Software bugs are far more relevant to costs than hardware errors. In fact, software failures account for more downtime costs than hardware failures by a factor of 3. Yet many organizations spend little effort and money to ensure software quality. Even for those companies that do extended testing to inspect their code, the effort is so complex that bugs are still inevitable. In fact, companies that do not spend the time and money upfront to correct bugs end up paying for it in downtime and corrective efforts after the application is released. In the worst case, it can cause a loss of customers or revenue. In this article we will discuss the Rule of Ten and how it applies to a quality application.
The Rule of Ten states that the further a bug moves undiscovered into the late stages of a development process - or even to the end-customer - the higher the costs for eliminating it.
The rule is well-founded by the results of several studies from the 1970s in Japan, the USA, and Great Britain, which dealt with the causes of product and quality defects. All these analyses delivered almost the same results: 70% of all product defects were caused through failure during the stages of planning, design, or preparation. Even though the studies focused on manufacturing processes, the consequences can be found in modern software development as well. If it takes 100€ to fix a defect at unit testing, it takes 1,000€ at system testing, 10,000€ at Acceptance Testing, and 100,000€ after release.
The second part of the Rule of Ten states that after each level you will have 10% of the remaining bugs in the application. In other words, you will find and correct 90% of bugs in the development stage and have 10% remaining bugs going into system testing. In system testing you will find and correct 90% of the remaining bugs, with 10% of those bugs going into acceptance testing. Therefore, after system testing you should have found and corrected 99% of the total project bugs. In acceptance testing you should again find and correct 90% of the remaining 1% of bugs. By the time you go into production you should have 99.9% clean code.
If your software testing process has a 90% detection rate then only 0.1% of all bugs will make it into production.
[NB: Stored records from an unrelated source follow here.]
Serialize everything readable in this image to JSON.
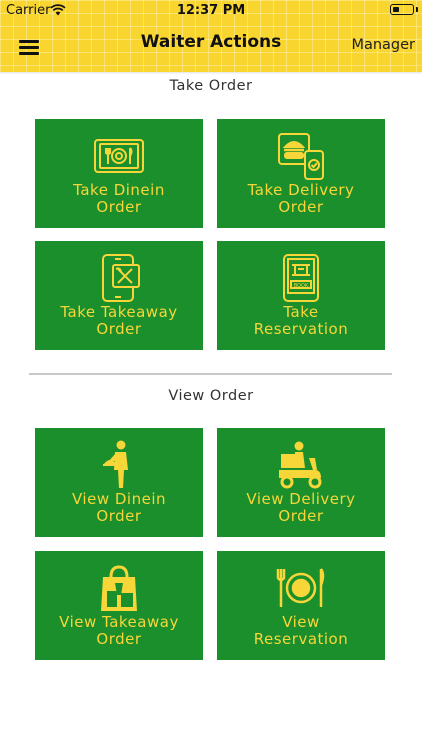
{
  "status_bar": {
    "carrier": "Carrier",
    "time": "12:37 PM"
  },
  "nav": {
    "title": "Waiter Actions",
    "right_button": "Manager",
    "menu_icon": "hamburger-menu-icon"
  },
  "take_order": {
    "title": "Take Order",
    "tiles": [
      {
        "label": "Take Dinein\nOrder",
        "icon": "tablet-dining-icon"
      },
      {
        "label": "Take Delivery\nOrder",
        "icon": "burger-phone-icon"
      },
      {
        "label": "Take Takeaway\nOrder",
        "icon": "phone-utensils-icon"
      },
      {
        "label": "Take\nReservation",
        "icon": "tablet-book-icon"
      }
    ]
  },
  "view_order": {
    "title": "View Order",
    "tiles": [
      {
        "label": "View Dinein\nOrder",
        "icon": "waiter-icon"
      },
      {
        "label": "View Delivery\nOrder",
        "icon": "delivery-scooter-icon"
      },
      {
        "label": "View Takeaway\nOrder",
        "icon": "takeaway-bag-icon"
      },
      {
        "label": "View\nReservation",
        "icon": "plate-cutlery-icon"
      }
    ]
  },
  "colors": {
    "header": "#f9d52f",
    "tile": "#1a8f2b",
    "tile_text": "#f7d63a"
  }
}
However, if your quality assurance program has less than a 90% detection rate then the drop will drastically increase your development costs. Just dropping the detection rate to 80% will multiply your costs. Also the reduction of the detection rate will increase the number of bugs that make it into production, with a corresponding increase in follow-up costs and reputation loss. Instead of a 99.9% clean application, the application will be 99.2% clean with 0.8% of bugs. The only stage where it is cheaper to fix bugs than in testing with a 90% detection rate is directly in the development stage. In the other three downstream levels the costs skyrocket.
If you would like to cut your development costs and increase the quality of your released applications, you should definitely take a look at your software testing process. Considering the skyrocketing costs as well as the possible reputation loss through buggy releases, you should not hesitate to invest in your quality assurance team and software testing tools. As described above, it is particularly cost-effective to detect bugs during the development stage. For this reason, your focus should be on supporting your developers with application testing tools that automatically detect bugs during this stage. DevSecOps methods such as static analysis, dynamic analysis, or modern fuzzing are particularly suitable for this purpose.
If you are interested to improve your application quality and reduce your development costs at the same time, you should take a look at our automated security testing platform, which allows developers to detect bugs as early as possible in the process.
What do you do to prevent follow-up costs from undetected software bugs? Leave us a comment!